(At the 57th GRAMMY Awards, Paramore's Hayley Williams and Taylor York won Best Rock Song for "Ain't It Fun," marking the first GRAMMY wins of their respective careers. Paramore are scheduled to kick off a U.S. theater tour on April 27 in Augusta, Ga.)
(Chuck Crisafulli is an L.A.-based journalist and author whose most recent works include Go To Hell: A Heated History Of The Underworld, Me And A Guy Named Elvis and Elvis: My Best Man.)
Photo: Icon and Image/Getty Images
Remembering Poco's Rusty Young, A Country-Rock Trailblazer
Rusty Young "was an innovator on the steel guitar and carried the name Poco on for more than 50 years," Poco co-founder Richie Furay said
Rusty Young, one of country-rock's originators and founder of the GRAMMY-nominated band Poco, has died. He was 75.
Young's death on April 14 was confirmed by his publicist, Mike Farley, who said he succumbed to a heart attack.
In a statement to Variety, Poco co-founder Richie Furay said he was saddened by the loss: "Our friendship was real and he will be deeply missed. My prayers are with his wife, Mary, and his children Sara and Will."

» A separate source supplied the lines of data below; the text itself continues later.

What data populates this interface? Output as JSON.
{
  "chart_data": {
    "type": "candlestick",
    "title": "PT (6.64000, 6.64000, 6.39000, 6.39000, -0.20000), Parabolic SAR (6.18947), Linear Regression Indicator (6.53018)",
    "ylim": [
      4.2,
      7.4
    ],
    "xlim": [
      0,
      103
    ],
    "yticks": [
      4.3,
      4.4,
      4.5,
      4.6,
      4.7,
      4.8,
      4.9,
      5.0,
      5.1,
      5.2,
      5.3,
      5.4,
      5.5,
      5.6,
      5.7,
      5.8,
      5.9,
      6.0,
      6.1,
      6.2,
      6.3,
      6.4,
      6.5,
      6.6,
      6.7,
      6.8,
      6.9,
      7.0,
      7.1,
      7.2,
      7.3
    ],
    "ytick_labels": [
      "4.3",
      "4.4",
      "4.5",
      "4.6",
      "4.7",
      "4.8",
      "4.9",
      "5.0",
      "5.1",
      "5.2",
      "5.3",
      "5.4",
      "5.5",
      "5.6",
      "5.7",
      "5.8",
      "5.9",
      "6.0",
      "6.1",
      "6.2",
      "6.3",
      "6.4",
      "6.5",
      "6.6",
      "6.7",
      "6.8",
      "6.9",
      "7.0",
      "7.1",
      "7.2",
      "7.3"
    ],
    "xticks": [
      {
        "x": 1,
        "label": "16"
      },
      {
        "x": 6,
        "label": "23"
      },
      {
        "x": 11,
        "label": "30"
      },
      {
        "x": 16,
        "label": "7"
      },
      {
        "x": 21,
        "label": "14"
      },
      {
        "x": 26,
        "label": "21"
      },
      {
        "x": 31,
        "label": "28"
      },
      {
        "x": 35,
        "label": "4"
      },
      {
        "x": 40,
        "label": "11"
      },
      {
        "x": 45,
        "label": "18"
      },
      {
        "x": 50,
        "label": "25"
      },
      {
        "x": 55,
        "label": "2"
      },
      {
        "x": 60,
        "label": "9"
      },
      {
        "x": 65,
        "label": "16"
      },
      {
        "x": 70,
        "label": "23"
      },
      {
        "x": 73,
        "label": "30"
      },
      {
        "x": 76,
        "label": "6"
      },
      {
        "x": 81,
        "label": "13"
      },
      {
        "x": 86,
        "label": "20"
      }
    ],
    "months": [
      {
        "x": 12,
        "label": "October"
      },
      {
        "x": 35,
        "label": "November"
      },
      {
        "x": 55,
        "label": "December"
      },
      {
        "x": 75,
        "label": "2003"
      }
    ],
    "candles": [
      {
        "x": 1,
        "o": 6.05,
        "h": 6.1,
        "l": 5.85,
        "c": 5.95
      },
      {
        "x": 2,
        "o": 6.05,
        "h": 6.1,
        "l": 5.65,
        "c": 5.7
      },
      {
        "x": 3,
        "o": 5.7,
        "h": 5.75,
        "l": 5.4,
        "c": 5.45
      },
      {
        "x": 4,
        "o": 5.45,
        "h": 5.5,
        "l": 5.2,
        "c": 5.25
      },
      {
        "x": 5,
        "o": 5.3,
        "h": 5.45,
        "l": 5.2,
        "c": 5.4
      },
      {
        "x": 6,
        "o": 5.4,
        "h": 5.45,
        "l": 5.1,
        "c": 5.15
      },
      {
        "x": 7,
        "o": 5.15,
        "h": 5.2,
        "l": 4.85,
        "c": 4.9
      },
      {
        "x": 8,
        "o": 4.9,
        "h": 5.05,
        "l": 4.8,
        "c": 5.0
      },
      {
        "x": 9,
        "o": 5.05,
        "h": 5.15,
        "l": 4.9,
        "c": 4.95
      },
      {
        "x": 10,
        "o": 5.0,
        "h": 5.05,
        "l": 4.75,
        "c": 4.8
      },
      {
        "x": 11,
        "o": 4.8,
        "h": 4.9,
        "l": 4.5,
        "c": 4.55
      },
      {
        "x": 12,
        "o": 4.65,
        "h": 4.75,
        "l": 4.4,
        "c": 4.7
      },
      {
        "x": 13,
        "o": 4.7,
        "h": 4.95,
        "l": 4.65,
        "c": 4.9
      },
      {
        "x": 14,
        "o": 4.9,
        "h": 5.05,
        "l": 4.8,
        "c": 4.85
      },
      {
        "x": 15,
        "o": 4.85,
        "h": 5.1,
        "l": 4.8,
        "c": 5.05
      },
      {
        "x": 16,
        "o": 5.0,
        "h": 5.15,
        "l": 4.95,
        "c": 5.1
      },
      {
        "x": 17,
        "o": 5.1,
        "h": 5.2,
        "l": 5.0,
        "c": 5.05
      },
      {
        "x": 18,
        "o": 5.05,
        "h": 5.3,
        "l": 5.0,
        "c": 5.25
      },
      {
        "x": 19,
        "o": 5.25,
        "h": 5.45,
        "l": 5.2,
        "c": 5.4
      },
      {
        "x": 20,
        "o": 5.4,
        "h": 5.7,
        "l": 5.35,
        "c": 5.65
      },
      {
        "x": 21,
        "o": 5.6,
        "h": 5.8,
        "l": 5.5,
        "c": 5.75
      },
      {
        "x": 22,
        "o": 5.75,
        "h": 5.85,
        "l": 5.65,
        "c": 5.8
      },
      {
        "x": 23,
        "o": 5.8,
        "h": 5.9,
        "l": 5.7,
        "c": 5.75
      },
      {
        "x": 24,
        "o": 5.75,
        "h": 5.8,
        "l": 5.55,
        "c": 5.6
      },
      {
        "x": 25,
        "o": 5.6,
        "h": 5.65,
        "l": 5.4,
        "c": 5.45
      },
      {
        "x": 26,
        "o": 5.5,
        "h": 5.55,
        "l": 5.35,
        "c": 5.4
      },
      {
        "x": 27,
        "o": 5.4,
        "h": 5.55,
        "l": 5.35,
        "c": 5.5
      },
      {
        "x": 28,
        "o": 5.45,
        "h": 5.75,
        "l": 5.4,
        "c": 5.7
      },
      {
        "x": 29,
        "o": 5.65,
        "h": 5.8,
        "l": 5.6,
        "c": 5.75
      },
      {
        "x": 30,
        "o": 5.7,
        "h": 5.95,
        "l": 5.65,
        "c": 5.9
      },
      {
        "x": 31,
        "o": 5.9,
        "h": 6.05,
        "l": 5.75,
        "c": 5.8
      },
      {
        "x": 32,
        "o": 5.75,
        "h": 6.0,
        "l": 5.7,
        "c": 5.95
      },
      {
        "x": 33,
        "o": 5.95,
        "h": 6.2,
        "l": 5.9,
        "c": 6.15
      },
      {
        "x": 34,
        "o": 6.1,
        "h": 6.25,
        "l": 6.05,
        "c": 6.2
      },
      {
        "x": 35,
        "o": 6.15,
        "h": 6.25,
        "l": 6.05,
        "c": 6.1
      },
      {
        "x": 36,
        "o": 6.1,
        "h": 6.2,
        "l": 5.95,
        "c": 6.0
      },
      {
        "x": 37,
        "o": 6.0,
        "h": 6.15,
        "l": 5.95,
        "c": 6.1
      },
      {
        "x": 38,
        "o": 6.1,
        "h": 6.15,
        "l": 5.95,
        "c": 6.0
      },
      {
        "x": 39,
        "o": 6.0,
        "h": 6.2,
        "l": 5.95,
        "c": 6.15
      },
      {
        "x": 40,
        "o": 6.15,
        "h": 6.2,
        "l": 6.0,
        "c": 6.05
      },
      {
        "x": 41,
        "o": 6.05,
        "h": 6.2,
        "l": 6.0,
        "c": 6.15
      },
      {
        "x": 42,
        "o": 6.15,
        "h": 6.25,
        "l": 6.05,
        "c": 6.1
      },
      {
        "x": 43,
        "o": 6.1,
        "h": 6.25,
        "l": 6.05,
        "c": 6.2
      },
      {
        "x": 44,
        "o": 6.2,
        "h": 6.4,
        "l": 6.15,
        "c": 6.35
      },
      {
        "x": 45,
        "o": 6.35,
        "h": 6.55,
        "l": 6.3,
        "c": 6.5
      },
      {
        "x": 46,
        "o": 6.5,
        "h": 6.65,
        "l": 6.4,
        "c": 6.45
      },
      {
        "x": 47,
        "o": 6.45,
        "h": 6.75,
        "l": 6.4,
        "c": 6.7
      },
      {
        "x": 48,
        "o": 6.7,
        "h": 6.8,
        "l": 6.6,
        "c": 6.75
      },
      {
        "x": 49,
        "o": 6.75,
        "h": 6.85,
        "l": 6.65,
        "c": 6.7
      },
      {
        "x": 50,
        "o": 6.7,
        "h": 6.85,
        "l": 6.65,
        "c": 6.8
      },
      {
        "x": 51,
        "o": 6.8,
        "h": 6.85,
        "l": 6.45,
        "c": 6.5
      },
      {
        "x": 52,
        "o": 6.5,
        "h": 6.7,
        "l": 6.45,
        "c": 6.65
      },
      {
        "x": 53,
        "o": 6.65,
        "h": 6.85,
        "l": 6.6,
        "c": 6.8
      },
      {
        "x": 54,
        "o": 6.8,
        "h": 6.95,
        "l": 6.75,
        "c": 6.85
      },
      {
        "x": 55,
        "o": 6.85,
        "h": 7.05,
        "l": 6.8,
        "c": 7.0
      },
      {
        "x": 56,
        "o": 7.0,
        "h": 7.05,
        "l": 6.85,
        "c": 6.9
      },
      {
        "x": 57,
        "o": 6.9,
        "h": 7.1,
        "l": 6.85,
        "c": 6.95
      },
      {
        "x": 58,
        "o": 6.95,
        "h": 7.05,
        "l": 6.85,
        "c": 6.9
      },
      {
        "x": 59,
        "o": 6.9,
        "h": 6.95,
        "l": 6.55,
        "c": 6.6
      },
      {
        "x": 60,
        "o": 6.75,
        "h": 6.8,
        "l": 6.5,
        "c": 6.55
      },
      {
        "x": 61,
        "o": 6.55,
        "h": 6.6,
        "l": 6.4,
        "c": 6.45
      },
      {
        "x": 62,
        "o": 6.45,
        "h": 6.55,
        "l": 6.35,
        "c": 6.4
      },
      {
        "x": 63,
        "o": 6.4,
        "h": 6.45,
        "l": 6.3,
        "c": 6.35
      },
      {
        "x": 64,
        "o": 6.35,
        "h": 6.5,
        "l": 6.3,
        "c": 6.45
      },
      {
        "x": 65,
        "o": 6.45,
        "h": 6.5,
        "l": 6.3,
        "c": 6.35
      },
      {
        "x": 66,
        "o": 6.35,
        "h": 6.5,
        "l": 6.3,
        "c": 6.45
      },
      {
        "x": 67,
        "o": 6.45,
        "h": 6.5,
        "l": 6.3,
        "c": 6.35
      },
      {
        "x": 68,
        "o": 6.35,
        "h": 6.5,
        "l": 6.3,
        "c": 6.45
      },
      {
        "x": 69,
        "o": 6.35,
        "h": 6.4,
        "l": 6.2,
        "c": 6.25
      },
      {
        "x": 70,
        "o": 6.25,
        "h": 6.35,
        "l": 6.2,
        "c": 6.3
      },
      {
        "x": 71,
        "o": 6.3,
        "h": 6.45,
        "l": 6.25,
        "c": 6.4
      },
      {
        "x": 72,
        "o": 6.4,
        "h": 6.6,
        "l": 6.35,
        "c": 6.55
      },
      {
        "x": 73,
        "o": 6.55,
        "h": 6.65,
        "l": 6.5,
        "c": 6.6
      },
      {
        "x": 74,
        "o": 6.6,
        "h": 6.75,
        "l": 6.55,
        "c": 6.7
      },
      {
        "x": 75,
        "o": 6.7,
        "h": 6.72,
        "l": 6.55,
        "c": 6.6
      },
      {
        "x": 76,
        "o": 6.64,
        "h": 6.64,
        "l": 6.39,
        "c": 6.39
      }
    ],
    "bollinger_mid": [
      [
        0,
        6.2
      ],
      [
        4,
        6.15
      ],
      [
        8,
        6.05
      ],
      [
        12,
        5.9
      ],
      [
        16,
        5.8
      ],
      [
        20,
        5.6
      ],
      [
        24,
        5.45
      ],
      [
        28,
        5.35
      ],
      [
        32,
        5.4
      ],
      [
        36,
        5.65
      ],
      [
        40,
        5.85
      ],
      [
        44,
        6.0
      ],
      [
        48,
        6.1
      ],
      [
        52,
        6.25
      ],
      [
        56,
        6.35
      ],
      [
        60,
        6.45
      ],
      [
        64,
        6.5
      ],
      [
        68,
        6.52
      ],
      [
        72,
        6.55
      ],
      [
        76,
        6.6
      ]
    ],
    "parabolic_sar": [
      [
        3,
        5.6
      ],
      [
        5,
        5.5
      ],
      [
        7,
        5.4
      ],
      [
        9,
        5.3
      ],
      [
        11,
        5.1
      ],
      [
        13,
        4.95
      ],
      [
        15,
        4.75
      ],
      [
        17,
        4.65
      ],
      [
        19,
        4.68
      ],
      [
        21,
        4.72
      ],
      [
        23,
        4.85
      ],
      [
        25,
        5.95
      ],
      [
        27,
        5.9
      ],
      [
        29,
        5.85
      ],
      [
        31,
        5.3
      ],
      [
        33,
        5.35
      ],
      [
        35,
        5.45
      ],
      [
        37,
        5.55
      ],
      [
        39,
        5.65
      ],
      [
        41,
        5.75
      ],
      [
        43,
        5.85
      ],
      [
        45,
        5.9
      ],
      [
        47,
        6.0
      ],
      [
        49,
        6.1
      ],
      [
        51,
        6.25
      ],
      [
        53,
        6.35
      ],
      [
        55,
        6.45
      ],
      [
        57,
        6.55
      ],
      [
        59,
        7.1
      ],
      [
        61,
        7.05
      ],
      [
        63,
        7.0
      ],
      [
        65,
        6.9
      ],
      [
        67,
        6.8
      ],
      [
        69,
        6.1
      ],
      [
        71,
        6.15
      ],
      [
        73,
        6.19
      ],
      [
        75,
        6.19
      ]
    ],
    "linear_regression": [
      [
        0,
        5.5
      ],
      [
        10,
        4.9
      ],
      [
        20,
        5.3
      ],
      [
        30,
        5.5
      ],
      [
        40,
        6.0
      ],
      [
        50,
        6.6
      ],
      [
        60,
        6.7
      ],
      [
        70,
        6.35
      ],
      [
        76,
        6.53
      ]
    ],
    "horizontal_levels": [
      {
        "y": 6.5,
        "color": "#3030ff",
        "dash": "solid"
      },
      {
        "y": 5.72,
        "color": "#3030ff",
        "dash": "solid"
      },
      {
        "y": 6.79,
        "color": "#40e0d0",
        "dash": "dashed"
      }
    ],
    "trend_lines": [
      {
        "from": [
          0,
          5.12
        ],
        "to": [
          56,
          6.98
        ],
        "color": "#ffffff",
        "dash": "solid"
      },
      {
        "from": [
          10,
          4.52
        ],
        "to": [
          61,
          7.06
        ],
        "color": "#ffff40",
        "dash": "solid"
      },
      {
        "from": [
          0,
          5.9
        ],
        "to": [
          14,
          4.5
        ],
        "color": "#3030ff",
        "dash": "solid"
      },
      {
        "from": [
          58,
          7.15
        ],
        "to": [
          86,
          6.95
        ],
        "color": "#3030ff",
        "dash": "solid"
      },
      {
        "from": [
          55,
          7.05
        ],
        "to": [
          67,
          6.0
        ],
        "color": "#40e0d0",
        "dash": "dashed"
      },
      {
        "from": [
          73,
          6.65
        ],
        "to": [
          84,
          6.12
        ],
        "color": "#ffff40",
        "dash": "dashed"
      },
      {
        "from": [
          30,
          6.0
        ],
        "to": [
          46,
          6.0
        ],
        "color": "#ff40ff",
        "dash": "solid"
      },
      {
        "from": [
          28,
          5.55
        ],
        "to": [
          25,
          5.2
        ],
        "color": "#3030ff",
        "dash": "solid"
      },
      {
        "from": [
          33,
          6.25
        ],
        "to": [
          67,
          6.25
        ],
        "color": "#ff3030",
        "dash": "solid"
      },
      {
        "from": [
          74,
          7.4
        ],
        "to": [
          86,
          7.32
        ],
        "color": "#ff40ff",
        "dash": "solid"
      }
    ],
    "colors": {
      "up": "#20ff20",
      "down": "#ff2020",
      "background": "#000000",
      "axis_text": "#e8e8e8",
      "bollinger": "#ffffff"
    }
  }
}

As a member of Poco, Young's love for country music and ability to play several country instruments helped architect what today is known as country-rock. Poco, founded in 1968, was formed after Furay's former band Buffalo Springfield, which Neil Young was a part of, split. Furay met Young and bassist/producer Jim Messina after working together on Furay's "Kind Woman," which meshed elements of country and rock.

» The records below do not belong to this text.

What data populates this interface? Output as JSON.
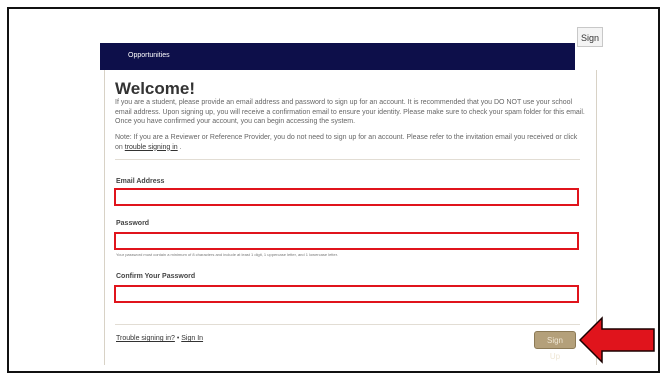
{
  "header": {
    "title": "Opportunities"
  },
  "sign_tab": {
    "label": "Sign"
  },
  "welcome": {
    "heading": "Welcome!",
    "intro": "If you are a student, please provide an email address and password to sign up for an account. It is recommended that you DO NOT use your school email address. Upon signing up, you will receive a confirmation email to ensure your identity. Please make sure to check your spam folder for this email. Once you have confirmed your account, you can begin accessing the system.",
    "note_prefix": "Note: If you are a Reviewer or Reference Provider, you do not need to sign up for an account. Please refer to the invitation email you received or click on",
    "note_link": "trouble signing in",
    "note_suffix": "."
  },
  "form": {
    "email_label": "Email Address",
    "email_value": "",
    "password_label": "Password",
    "password_value": "",
    "password_hint": "Your password must contain a minimum of 8 characters and include at least 1 digit, 1 uppercase letter, and 1 lowercase letter.",
    "confirm_label": "Confirm Your Password",
    "confirm_value": ""
  },
  "footer": {
    "trouble_link": "Trouble signing in?",
    "separator": "•",
    "sign_in_link": "Sign In",
    "signup_button": "Sign Up"
  },
  "colors": {
    "header_bg": "#0d0f4a",
    "highlight_border": "#e0141c",
    "arrow": "#e0141c",
    "button_bg": "#b4a07a"
  },
  "icons": {
    "pointer": "red-arrow-icon"
  }
}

"Richie was a rock and roll guy, Jimmy’s a brilliant technician and guitar player, and I played all these country instruments," Young told Spotlight Central in 2018.

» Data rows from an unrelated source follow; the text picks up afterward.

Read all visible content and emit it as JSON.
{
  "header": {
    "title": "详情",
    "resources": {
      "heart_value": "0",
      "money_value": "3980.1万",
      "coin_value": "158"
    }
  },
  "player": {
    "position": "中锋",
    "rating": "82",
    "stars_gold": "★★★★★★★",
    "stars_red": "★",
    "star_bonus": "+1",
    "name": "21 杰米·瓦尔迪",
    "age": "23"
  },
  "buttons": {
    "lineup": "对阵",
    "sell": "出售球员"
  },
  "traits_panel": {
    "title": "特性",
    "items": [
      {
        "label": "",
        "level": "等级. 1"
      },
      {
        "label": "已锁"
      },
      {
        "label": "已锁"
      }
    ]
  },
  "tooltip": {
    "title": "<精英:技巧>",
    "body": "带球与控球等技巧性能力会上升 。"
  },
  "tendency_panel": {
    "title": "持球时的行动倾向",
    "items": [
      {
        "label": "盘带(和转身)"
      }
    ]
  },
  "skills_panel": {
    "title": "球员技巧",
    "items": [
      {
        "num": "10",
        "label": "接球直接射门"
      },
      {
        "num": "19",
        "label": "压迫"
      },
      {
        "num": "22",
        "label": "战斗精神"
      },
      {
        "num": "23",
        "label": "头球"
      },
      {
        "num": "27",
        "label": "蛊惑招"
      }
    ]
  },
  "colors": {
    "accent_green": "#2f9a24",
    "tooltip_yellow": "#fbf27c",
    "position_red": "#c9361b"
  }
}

Poco, like Buffalo Springfield, was among the first bands to bring the country and rock sounds together.
"Our concept was to take rock and roll lyrics and melodies, chord changes, and add country instruments as the color around them, because I play steel guitar and banjo and mandolin, all the country instruments I could add that color and Jimmy played that James Burton, Ricky Nelson-kind of guitar," Young told Rock Cellar Magazine in 2017. "We could use this kind of country colors palette to choose from, and have it be rock and roll."
Born in Long Beach, California on Feb. 23, 1946, Norman Russell Young was raised in Colorado. Growing up, Young was surrounded by music; His grandparents were musicians and his parents would take him to country music bars. At the age of six, he began playing the pedal steel guitar.
"I think it’s a beautiful instrument! And I went on to learn to play a lot of other instruments, but I’ve always played lap steel and I still really enjoy it," he told Spotlight Central.
"He was an innovator on the steel guitar and carried the name Poco on for more than 50 years," Furay said in a statement.
Furay and Messina ultimately left the band, but Young remained a member of Poco for more than five decades and even became one of its vocalists. Young wrote and sang the band's biggest hit "Crazy Love," released in 1979—The song reached No. 1 on Billboard's Adult Contemporary Chart. The band also earned a GRAMMY nomination years later in 1982 for their performance of "Feudin' (Track)."
Young is survived by his wife, Mary, and his children, Sara and Will.